> **Work to complete**
Work through the records that follow and return each line containing the word "body".
☆ ☆ ☆ ☆ ☆
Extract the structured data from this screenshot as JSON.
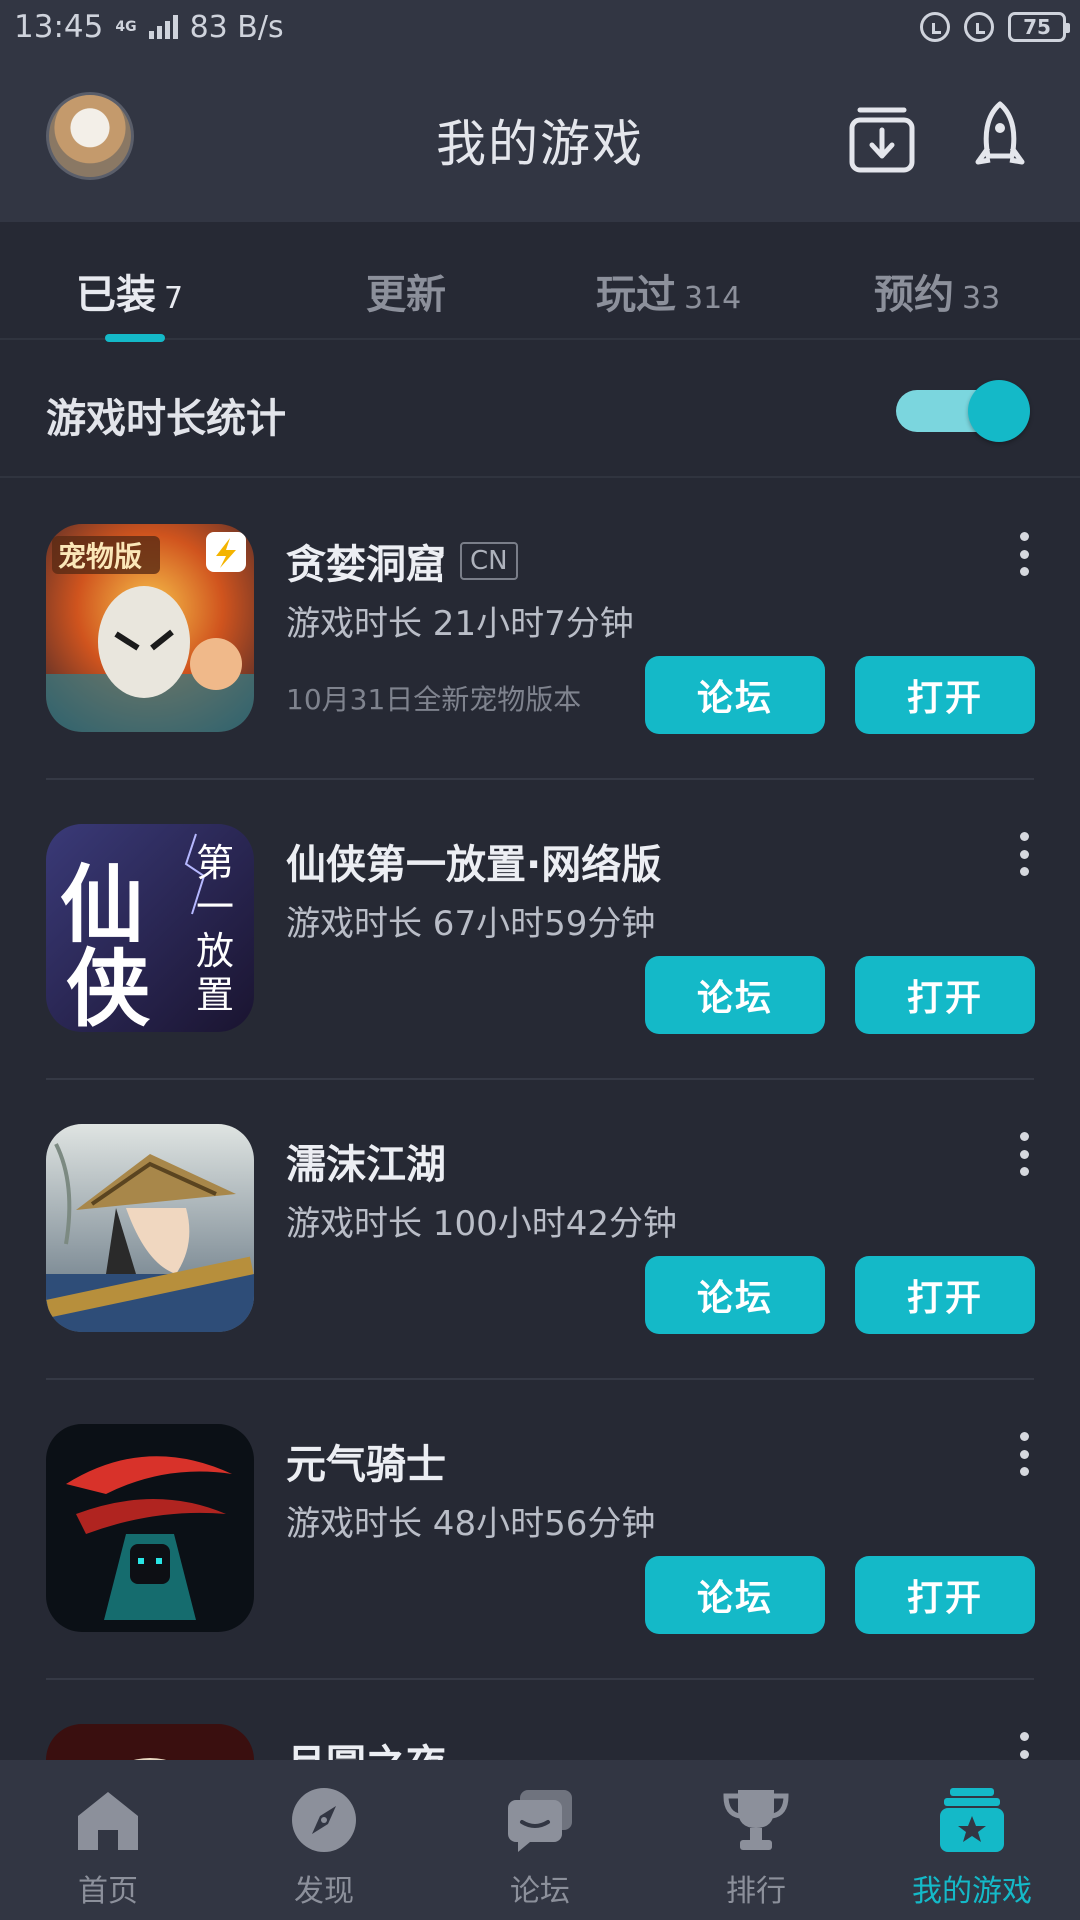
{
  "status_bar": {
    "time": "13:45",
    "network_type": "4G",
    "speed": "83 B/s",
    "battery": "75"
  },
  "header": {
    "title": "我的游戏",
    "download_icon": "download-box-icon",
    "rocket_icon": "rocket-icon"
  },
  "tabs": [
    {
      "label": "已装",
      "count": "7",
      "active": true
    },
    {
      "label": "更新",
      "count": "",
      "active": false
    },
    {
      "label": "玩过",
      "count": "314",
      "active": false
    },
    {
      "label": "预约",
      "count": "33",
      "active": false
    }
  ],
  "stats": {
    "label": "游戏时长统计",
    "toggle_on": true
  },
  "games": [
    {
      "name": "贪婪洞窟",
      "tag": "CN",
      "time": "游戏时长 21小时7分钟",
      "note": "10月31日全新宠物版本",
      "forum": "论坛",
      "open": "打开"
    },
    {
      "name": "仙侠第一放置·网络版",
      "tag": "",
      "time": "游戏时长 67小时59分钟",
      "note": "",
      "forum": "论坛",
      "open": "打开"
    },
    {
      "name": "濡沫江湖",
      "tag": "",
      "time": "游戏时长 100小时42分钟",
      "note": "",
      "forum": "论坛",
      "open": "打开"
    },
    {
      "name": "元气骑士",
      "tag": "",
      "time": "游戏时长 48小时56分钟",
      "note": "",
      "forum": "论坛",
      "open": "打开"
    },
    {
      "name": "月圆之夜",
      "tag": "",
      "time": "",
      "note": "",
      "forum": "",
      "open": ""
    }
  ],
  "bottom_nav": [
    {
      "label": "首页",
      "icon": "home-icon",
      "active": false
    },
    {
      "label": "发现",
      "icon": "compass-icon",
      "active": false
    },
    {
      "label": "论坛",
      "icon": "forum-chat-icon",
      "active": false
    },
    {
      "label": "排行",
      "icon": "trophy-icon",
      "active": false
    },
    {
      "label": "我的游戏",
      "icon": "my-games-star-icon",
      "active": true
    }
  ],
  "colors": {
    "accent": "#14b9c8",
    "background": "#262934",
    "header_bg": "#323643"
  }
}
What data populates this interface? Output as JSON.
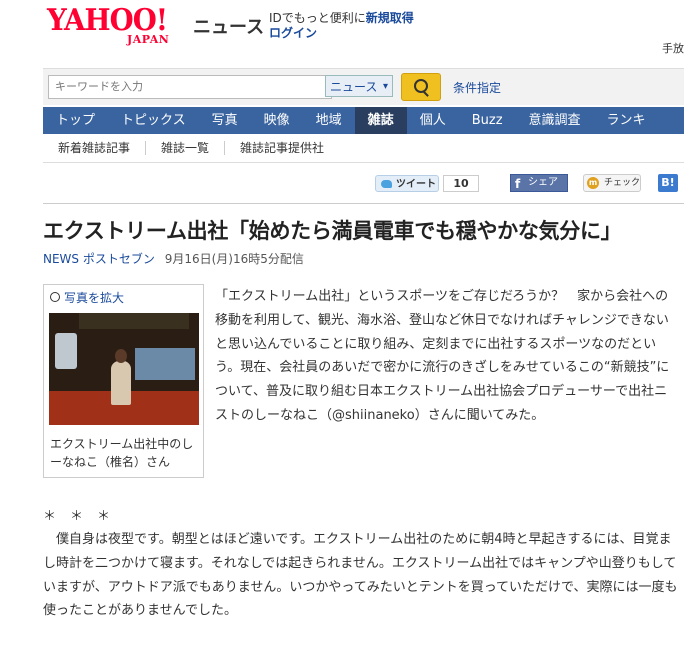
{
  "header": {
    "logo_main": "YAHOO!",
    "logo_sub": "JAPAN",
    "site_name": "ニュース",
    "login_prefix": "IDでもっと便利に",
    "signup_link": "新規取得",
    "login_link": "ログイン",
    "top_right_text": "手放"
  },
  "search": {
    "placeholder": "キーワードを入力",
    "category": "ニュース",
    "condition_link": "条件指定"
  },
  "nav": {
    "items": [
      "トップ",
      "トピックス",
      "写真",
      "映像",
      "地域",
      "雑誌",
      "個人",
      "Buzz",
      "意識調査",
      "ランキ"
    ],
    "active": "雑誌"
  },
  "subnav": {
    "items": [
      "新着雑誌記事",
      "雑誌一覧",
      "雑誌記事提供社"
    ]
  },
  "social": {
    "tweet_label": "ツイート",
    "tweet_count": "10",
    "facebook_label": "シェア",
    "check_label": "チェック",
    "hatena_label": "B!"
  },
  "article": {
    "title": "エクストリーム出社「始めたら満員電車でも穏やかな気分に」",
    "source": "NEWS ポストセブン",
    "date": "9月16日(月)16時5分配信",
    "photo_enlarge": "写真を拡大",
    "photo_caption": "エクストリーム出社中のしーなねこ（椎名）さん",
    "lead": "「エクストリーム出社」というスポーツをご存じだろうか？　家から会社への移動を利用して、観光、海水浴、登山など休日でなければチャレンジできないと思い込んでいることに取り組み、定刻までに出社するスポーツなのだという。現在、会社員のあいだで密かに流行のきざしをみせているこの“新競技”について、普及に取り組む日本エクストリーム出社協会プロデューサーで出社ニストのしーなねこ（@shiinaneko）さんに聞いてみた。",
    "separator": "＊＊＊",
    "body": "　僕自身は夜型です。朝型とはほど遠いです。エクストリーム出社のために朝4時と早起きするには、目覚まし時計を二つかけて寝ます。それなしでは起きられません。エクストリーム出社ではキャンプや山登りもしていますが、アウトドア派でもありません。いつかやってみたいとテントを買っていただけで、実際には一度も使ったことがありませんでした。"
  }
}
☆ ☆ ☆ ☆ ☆
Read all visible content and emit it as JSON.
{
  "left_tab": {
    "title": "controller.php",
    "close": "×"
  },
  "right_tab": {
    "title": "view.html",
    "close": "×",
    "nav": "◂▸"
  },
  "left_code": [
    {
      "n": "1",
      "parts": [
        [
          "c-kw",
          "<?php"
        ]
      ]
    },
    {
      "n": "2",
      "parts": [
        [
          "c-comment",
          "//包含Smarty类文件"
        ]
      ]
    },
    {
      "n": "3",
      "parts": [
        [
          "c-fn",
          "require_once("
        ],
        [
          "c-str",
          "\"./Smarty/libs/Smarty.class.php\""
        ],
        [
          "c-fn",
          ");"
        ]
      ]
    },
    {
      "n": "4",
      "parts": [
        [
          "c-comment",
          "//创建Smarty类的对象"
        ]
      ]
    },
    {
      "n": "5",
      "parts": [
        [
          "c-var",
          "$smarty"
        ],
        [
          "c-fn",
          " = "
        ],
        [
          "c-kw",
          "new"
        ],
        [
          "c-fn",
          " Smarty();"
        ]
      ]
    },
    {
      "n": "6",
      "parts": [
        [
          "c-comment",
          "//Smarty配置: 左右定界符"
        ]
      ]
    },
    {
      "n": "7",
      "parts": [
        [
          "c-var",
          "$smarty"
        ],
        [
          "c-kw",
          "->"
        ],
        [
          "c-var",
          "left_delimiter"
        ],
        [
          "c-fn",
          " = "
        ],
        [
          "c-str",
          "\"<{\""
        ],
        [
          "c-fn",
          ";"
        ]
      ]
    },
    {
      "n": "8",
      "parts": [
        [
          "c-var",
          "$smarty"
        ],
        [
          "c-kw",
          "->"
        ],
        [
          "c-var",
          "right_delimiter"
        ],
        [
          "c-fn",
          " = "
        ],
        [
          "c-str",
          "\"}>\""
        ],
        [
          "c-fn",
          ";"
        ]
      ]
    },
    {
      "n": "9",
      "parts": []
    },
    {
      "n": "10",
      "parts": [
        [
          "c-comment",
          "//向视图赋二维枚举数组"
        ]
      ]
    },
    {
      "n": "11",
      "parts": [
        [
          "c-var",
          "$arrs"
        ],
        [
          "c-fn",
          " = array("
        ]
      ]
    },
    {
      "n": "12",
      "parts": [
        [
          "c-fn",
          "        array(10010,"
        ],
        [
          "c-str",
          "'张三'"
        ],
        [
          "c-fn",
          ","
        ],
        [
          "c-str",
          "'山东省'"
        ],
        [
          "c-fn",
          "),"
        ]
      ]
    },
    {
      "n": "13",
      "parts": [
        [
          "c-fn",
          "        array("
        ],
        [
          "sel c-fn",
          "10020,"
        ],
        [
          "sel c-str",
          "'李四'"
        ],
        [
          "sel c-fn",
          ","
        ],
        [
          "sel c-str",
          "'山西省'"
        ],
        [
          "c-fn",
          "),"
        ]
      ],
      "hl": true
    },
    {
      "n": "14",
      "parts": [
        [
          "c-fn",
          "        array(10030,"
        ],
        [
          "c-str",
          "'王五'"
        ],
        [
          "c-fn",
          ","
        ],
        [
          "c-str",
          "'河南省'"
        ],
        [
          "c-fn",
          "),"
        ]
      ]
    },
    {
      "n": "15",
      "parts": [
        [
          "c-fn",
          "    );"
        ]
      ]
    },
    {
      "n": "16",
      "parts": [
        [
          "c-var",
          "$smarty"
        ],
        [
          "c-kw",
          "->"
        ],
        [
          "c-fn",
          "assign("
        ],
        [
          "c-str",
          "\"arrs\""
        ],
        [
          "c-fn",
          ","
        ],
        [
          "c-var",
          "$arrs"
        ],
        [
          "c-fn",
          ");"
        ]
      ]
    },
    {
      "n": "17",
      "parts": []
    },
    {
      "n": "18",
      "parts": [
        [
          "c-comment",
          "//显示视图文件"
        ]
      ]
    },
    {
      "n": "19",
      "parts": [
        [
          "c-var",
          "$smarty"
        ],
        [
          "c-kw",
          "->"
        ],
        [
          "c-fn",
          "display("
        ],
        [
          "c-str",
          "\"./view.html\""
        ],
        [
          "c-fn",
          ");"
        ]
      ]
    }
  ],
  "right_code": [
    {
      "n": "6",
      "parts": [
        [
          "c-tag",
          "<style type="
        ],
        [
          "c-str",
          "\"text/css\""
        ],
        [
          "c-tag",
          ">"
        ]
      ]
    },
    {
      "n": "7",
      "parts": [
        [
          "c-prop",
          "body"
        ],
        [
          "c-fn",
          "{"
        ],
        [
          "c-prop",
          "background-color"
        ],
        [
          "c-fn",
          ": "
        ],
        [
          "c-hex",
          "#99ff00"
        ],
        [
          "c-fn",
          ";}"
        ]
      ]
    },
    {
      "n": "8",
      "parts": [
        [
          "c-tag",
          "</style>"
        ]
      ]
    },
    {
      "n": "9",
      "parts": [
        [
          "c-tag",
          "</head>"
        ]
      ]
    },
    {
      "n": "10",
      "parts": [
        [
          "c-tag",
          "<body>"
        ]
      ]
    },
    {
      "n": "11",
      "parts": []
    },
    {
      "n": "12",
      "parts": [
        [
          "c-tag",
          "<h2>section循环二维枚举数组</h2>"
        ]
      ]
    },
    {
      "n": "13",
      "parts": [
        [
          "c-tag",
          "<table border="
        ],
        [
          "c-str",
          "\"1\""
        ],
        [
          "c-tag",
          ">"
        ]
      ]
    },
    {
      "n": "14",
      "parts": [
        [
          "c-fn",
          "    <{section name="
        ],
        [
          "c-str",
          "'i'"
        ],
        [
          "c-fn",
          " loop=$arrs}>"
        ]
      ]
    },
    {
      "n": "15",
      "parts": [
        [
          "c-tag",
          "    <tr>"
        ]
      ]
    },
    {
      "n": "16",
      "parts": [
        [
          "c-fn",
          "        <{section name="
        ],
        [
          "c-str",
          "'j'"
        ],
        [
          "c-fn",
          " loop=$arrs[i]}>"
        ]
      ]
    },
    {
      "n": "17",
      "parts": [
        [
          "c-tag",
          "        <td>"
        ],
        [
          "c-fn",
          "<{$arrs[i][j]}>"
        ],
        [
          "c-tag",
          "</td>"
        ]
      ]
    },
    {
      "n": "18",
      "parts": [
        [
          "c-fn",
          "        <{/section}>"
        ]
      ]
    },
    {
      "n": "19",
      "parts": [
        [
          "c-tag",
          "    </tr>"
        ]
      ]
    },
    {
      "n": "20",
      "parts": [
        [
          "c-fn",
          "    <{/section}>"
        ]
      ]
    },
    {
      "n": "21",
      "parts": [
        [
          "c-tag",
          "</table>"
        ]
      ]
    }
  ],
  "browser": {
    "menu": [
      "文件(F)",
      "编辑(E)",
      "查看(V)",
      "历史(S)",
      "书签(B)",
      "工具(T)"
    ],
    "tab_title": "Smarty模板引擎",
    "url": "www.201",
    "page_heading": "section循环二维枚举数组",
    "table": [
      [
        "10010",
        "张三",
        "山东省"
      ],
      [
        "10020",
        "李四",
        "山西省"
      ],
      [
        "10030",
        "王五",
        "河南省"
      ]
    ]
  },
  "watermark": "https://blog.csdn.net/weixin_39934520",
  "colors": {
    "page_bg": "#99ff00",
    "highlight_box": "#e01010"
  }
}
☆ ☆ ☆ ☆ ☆
> **Exercise solution**
    "body": "　僕自身は夜型です。朝型とはほど遠いです。エクストリーム出社のために朝4時と早起きするには、目覚まし時計を二つかけて寝ます。それなしでは起きられません。エクストリーム出社ではキャンプや山登りもしていますが、アウトドア派でもありません。いつかやってみたいとテントを買っていただけで、実際には一度も使ったことがありませんでした。"
          "body"
          "<body>"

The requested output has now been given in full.